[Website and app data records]
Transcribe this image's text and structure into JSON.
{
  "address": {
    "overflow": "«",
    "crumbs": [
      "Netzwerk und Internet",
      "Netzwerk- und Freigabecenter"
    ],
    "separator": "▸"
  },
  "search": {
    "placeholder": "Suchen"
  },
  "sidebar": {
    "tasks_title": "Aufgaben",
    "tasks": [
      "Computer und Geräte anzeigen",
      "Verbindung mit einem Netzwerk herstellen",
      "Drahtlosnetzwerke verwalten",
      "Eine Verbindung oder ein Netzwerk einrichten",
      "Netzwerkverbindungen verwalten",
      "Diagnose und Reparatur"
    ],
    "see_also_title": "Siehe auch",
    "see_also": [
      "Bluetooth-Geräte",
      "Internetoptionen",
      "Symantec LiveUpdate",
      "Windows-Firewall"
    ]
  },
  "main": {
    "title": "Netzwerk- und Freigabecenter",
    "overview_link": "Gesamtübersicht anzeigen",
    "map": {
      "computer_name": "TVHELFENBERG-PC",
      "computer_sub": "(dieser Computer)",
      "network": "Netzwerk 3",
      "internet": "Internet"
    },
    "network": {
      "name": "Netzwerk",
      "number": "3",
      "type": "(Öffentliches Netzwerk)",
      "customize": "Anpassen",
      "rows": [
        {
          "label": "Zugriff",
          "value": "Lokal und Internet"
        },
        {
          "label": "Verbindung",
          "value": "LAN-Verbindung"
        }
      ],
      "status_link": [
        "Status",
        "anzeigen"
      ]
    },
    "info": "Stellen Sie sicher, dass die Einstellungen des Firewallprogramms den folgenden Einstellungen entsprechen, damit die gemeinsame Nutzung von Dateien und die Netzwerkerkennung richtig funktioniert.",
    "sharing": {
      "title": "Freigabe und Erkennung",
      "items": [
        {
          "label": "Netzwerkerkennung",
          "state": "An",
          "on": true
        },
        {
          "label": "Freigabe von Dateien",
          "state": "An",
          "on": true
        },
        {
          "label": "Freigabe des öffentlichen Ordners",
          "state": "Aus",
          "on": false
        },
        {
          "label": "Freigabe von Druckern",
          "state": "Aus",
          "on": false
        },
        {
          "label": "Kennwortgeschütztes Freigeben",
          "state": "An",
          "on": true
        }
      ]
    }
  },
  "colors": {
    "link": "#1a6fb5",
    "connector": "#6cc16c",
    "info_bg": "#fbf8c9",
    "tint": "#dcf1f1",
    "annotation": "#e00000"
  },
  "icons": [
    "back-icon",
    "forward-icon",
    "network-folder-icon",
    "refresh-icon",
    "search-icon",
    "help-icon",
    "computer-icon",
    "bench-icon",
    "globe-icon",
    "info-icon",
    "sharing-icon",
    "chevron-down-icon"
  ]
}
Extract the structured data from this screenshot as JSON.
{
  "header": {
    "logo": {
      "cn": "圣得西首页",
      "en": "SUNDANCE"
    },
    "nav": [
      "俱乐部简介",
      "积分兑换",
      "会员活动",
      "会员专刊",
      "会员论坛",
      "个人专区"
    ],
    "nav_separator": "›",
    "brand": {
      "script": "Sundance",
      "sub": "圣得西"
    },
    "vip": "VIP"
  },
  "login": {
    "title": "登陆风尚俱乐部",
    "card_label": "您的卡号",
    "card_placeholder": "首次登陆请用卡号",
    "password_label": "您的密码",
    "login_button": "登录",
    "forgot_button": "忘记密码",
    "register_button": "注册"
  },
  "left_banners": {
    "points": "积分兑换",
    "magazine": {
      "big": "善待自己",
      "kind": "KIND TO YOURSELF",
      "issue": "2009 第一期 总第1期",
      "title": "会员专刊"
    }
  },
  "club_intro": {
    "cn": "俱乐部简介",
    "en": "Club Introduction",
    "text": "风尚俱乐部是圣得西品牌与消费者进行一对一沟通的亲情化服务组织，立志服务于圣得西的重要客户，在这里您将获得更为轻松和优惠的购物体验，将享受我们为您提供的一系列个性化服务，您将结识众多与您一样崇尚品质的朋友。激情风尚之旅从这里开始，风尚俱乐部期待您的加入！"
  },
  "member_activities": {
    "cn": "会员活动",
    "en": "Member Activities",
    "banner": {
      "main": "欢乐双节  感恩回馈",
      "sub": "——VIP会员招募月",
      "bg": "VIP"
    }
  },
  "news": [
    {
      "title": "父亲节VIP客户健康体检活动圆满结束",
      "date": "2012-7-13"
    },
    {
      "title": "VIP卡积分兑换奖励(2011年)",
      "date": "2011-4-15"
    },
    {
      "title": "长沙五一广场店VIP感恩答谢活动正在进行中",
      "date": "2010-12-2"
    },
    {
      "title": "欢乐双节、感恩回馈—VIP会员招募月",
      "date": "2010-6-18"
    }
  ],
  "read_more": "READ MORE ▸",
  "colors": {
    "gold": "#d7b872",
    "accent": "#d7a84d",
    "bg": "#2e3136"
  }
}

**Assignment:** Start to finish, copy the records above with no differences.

**Result of this exercise:**
Transcribe this image's text and structure into JSON.
{
  "address": {
    "overflow": "«",
    "crumbs": [
      "Netzwerk und Internet",
      "Netzwerk- und Freigabecenter"
    ],
    "separator": "▸"
  },
  "search": {
    "placeholder": "Suchen"
  },
  "sidebar": {
    "tasks_title": "Aufgaben",
    "tasks": [
      "Computer und Geräte anzeigen",
      "Verbindung mit einem Netzwerk herstellen",
      "Drahtlosnetzwerke verwalten",
      "Eine Verbindung oder ein Netzwerk einrichten",
      "Netzwerkverbindungen verwalten",
      "Diagnose und Reparatur"
    ],
    "see_also_title": "Siehe auch",
    "see_also": [
      "Bluetooth-Geräte",
      "Internetoptionen",
      "Symantec LiveUpdate",
      "Windows-Firewall"
    ]
  },
  "main": {
    "title": "Netzwerk- und Freigabecenter",
    "overview_link": "Gesamtübersicht anzeigen",
    "map": {
      "computer_name": "TVHELFENBERG-PC",
      "computer_sub": "(dieser Computer)",
      "network": "Netzwerk 3",
      "internet": "Internet"
    },
    "network": {
      "name": "Netzwerk",
      "number": "3",
      "type": "(Öffentliches Netzwerk)",
      "customize": "Anpassen",
      "rows": [
        {
          "label": "Zugriff",
          "value": "Lokal und Internet"
        },
        {
          "label": "Verbindung",
          "value": "LAN-Verbindung"
        }
      ],
      "status_link": [
        "Status",
        "anzeigen"
      ]
    },
    "info": "Stellen Sie sicher, dass die Einstellungen des Firewallprogramms den folgenden Einstellungen entsprechen, damit die gemeinsame Nutzung von Dateien und die Netzwerkerkennung richtig funktioniert.",
    "sharing": {
      "title": "Freigabe und Erkennung",
      "items": [
        {
          "label": "Netzwerkerkennung",
          "state": "An",
          "on": true
        },
        {
          "label": "Freigabe von Dateien",
          "state": "An",
          "on": true
        },
        {
          "label": "Freigabe des öffentlichen Ordners",
          "state": "Aus",
          "on": false
        },
        {
          "label": "Freigabe von Druckern",
          "state": "Aus",
          "on": false
        },
        {
          "label": "Kennwortgeschütztes Freigeben",
          "state": "An",
          "on": true
        }
      ]
    }
  },
  "colors": {
    "link": "#1a6fb5",
    "connector": "#6cc16c",
    "info_bg": "#fbf8c9",
    "tint": "#dcf1f1",
    "annotation": "#e00000"
  },
  "icons": [
    "back-icon",
    "forward-icon",
    "network-folder-icon",
    "refresh-icon",
    "search-icon",
    "help-icon",
    "computer-icon",
    "bench-icon",
    "globe-icon",
    "info-icon",
    "sharing-icon",
    "chevron-down-icon"
  ]
}
Extract the structured data from this screenshot as JSON.
{
  "header": {
    "logo": {
      "cn": "圣得西首页",
      "en": "SUNDANCE"
    },
    "nav": [
      "俱乐部简介",
      "积分兑换",
      "会员活动",
      "会员专刊",
      "会员论坛",
      "个人专区"
    ],
    "nav_separator": "›",
    "brand": {
      "script": "Sundance",
      "sub": "圣得西"
    },
    "vip": "VIP"
  },
  "login": {
    "title": "登陆风尚俱乐部",
    "card_label": "您的卡号",
    "card_placeholder": "首次登陆请用卡号",
    "password_label": "您的密码",
    "login_button": "登录",
    "forgot_button": "忘记密码",
    "register_button": "注册"
  },
  "left_banners": {
    "points": "积分兑换",
    "magazine": {
      "big": "善待自己",
      "kind": "KIND TO YOURSELF",
      "issue": "2009 第一期 总第1期",
      "title": "会员专刊"
    }
  },
  "club_intro": {
    "cn": "俱乐部简介",
    "en": "Club Introduction",
    "text": "风尚俱乐部是圣得西品牌与消费者进行一对一沟通的亲情化服务组织，立志服务于圣得西的重要客户，在这里您将获得更为轻松和优惠的购物体验，将享受我们为您提供的一系列个性化服务，您将结识众多与您一样崇尚品质的朋友。激情风尚之旅从这里开始，风尚俱乐部期待您的加入！"
  },
  "member_activities": {
    "cn": "会员活动",
    "en": "Member Activities",
    "banner": {
      "main": "欢乐双节  感恩回馈",
      "sub": "——VIP会员招募月",
      "bg": "VIP"
    }
  },
  "news": [
    {
      "title": "父亲节VIP客户健康体检活动圆满结束",
      "date": "2012-7-13"
    },
    {
      "title": "VIP卡积分兑换奖励(2011年)",
      "date": "2011-4-15"
    },
    {
      "title": "长沙五一广场店VIP感恩答谢活动正在进行中",
      "date": "2010-12-2"
    },
    {
      "title": "欢乐双节、感恩回馈—VIP会员招募月",
      "date": "2010-6-18"
    }
  ],
  "read_more": "READ MORE ▸",
  "colors": {
    "gold": "#d7b872",
    "accent": "#d7a84d",
    "bg": "#2e3136"
  }
}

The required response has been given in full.